Despite all of the great advantages that those sensors offer, some limitations can be pointed out.115-117 HyPer and Amplex UltraRed are known to be pH sensitive, so precaution should be taken when measurements are in place.115,116 The expression of these genetic tools in specific subcellular compartments can also disrupt the normal cellular environment. Expression levels of these exogenous proteins should be carefully controlled to avoid an additional burden for the cellular folding machinery. The responsive cysteine residues in HyPer or roGFP can be mutated to demonstrate their redox sensing specificities in the applied experiments. The ratiometric properties of these sensors provide also an advantage as their read-out is independent of their concentration. Potential proteolysis of these sensors as it often occurs with the progression of aging does not affect their feasibility as redox reporters.

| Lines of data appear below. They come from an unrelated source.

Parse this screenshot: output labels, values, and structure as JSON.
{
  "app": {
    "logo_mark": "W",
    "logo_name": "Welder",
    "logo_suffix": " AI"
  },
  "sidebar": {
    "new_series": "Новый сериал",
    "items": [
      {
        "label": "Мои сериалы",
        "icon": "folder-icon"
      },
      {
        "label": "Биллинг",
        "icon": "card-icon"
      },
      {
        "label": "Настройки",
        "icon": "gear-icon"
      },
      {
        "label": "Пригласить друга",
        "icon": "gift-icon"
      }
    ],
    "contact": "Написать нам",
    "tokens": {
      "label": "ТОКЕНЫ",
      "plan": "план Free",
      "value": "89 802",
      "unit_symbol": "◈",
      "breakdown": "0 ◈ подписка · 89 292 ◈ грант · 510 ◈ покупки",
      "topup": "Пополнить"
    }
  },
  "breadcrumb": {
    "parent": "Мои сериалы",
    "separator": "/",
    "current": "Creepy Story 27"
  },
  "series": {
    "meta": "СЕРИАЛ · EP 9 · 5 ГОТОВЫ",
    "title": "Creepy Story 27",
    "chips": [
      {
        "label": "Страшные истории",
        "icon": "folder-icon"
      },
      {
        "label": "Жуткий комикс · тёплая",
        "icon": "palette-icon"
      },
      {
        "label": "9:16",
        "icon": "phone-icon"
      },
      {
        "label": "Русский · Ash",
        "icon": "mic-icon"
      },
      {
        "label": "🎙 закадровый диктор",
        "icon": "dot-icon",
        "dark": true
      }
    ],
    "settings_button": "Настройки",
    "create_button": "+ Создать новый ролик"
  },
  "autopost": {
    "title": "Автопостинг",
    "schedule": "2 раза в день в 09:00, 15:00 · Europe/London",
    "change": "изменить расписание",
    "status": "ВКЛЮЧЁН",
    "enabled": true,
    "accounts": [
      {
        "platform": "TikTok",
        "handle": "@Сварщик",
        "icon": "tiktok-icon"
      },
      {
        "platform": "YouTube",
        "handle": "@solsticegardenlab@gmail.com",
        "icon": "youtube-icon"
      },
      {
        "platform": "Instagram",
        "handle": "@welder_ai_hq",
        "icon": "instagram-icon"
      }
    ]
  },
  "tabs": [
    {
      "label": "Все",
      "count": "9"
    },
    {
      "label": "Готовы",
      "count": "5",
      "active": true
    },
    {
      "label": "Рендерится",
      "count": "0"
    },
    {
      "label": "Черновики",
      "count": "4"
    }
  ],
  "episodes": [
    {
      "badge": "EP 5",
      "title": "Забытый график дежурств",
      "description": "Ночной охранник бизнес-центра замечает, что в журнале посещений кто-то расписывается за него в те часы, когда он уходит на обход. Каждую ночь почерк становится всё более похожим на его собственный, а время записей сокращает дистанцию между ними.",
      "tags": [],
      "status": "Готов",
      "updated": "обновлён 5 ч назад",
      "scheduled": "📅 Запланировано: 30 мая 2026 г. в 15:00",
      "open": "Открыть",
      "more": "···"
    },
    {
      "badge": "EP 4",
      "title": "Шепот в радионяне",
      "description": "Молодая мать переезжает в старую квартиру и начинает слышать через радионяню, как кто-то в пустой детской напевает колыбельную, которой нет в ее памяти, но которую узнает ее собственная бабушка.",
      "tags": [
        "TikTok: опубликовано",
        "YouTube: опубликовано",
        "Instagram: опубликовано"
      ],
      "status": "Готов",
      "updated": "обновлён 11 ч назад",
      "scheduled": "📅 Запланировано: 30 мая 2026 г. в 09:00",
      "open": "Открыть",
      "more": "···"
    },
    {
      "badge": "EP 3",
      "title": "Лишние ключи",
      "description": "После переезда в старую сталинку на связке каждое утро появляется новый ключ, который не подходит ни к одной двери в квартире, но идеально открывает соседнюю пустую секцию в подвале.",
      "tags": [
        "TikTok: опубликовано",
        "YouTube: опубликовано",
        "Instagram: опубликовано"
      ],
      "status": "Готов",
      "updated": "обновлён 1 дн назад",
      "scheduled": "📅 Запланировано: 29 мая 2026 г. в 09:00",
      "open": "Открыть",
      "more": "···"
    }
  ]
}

Aging and disease challenge cellular proteostasis, and organisms consequently lose the capacity to adequately respond to and recover from proteotoxic challenges. Using the model system C. elegans it was possible to gain insight into how proteotoxic stress is sensed by an animal in a tissue or cell specific manner and how stress-signaling pathways are integrated to mount an effective response. In this review we provided an overview of ongoing research on the interplay between the redox and protein homeostasis and how both are tightly regulated on an organismal, tissue, cell and especially cross-compartmental level. Despite the recent advances there are a number of open questions that can be addressed using the nematode as well as other complimentary model systems. Revealing the molecular mechanism underlying the interplay between oxidases and the numerous PDIs is central and crucial for understanding how efficient oxidative folding and redox homeostasis in the ER are maintained. What is the exact oxidation cascade in the formation of disulfide bonds? The high number of thioredoxin family members suggests tissue or cell specific roles in their substrate selection. C. elegans is a great model to explore the contribution of each enzyme in the redox cascade with spatial and temporal resolution. Little is known how redox imbalances are communicated between tissues within an organism and how aging or the organismal physiology such as the metabolic state of the animal affects these circuits. A large number of tools were developed to study redox homeostasis and the application of ROS-generating proteins holds great promise to further advance our understanding on the relationship of redox and protein homeostasis.
No potential conflicts of interest were disclosed.
We would like to acknowledge funding by the DFG (Excellence Cluster 257 “NeuroCure,” SFB740 and SPP1623) and by the Forschungsverbund Berlin e.V.